As soon as Hemann’s stint in the National Guard was up he grew out his hair and never looked back. The couple loved to travel and camp and were visiting friends in Moab who suggested they check out Telluride. They rolled into town at night and were stunned at the beauty that greeted them in the morning.
“It was the first week of September and the valley was gold,” Sylvia said. “Everyone was so nice here.”
Except for then-Town Marshal Everett Morrow. “We were hippies and he wasn’t happy with hippies,” said Sylvia.
They decided to live here to become better skiers. They took to the nascent ski area with gusto, skiing trees, the Plunge, “everything,” Sylvia said. “We got good and there were no lines.”
Friends of Hemann’s also fondly recalled his honesty. Both Sylvia and Larsen remembered when he won the O’Bannon’s Shake of the Day, in which patrons feeling lucky plunk down a dollar to take a chance at rolling five of a kind from the cup. Hemann did that one time. Just one problem. One of the die was stacked on top of the other. He refused to accept the winnings and chose, instead, to roll again. He lost and the pot grew larger.
Randy Sublett was an old friend of the family who expressed gratitude for the Hemann’s hospitality, especially to those in need.
“Kenny Hemann was one of the kindest and friendliest persons you ever met in Telluride,” Sublett wrote in a tribute to Hemann on social media and shared by the Hemann’s son, Judd. “Many of us from the 1970s and 80s were forever grateful to him, as Ken and Sylvia always had a place for you to stay in Hemannville if you needed it. I lived there myself a few times … Always the big heart. There are many, myself included, who owe our ability to remain in Telluride to Kenny and Sylvia.”
Following Hemann’s death, Judd, declared — and none would argue — that Telluride has lost one its best. “He was generous, kind, and just bitchin’. He was the best father and husband anyone could ever have.”
“Just bitchin’” Judd said, was one of his father’s favorite expressions. “Make sure that’s in his story.”
Sylvia will spend the winter in California with Judd, she said. There, she will be close to him, his wife and two step-children and reflect on her and Kenny’s life together. It was a fine life, she said.
“It was a life of love, laughter and hard work,” she said. “We were so happy.”

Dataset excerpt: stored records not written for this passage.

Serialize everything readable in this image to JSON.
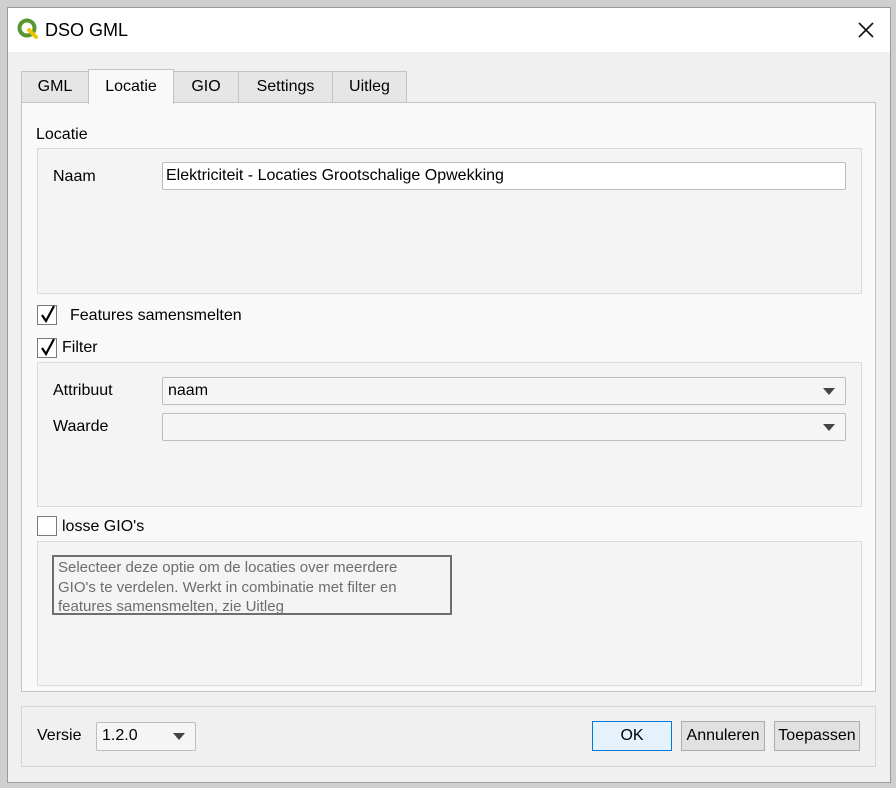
{
  "window": {
    "title": "DSO GML",
    "close_label": "✕"
  },
  "tabs": [
    {
      "label": "GML",
      "active": false
    },
    {
      "label": "Locatie",
      "active": true
    },
    {
      "label": "GIO",
      "active": false
    },
    {
      "label": "Settings",
      "active": false
    },
    {
      "label": "Uitleg",
      "active": false
    }
  ],
  "locatie": {
    "section_label": "Locatie",
    "naam_label": "Naam",
    "naam_value": "Elektriciteit - Locaties Grootschalige Opwekking"
  },
  "features_samensmelten": {
    "label": "Features samensmelten",
    "checked": true
  },
  "filter": {
    "label": "Filter",
    "checked": true,
    "attribuut_label": "Attribuut",
    "attribuut_value": "naam",
    "waarde_label": "Waarde",
    "waarde_value": ""
  },
  "losse_gios": {
    "label": "losse GIO's",
    "checked": false,
    "help_lines": [
      "Selecteer deze optie om de locaties over meerdere",
      "GIO's te verdelen. Werkt in combinatie met filter en",
      "features samensmelten, zie Uitleg"
    ]
  },
  "footer": {
    "versie_label": "Versie",
    "versie_value": "1.2.0",
    "ok_label": "OK",
    "annuleren_label": "Annuleren",
    "toepassen_label": "Toepassen"
  },
  "colors": {
    "accent": "#0078d7",
    "qgis_green": "#589632"
  }
}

There is a celebration of Hemann’s life Sunday at 2 p.m. at the Telluride Elks Lodge. The family asks that those attending bring a potluck dish and their best stories. And yes, there will be Hornitos.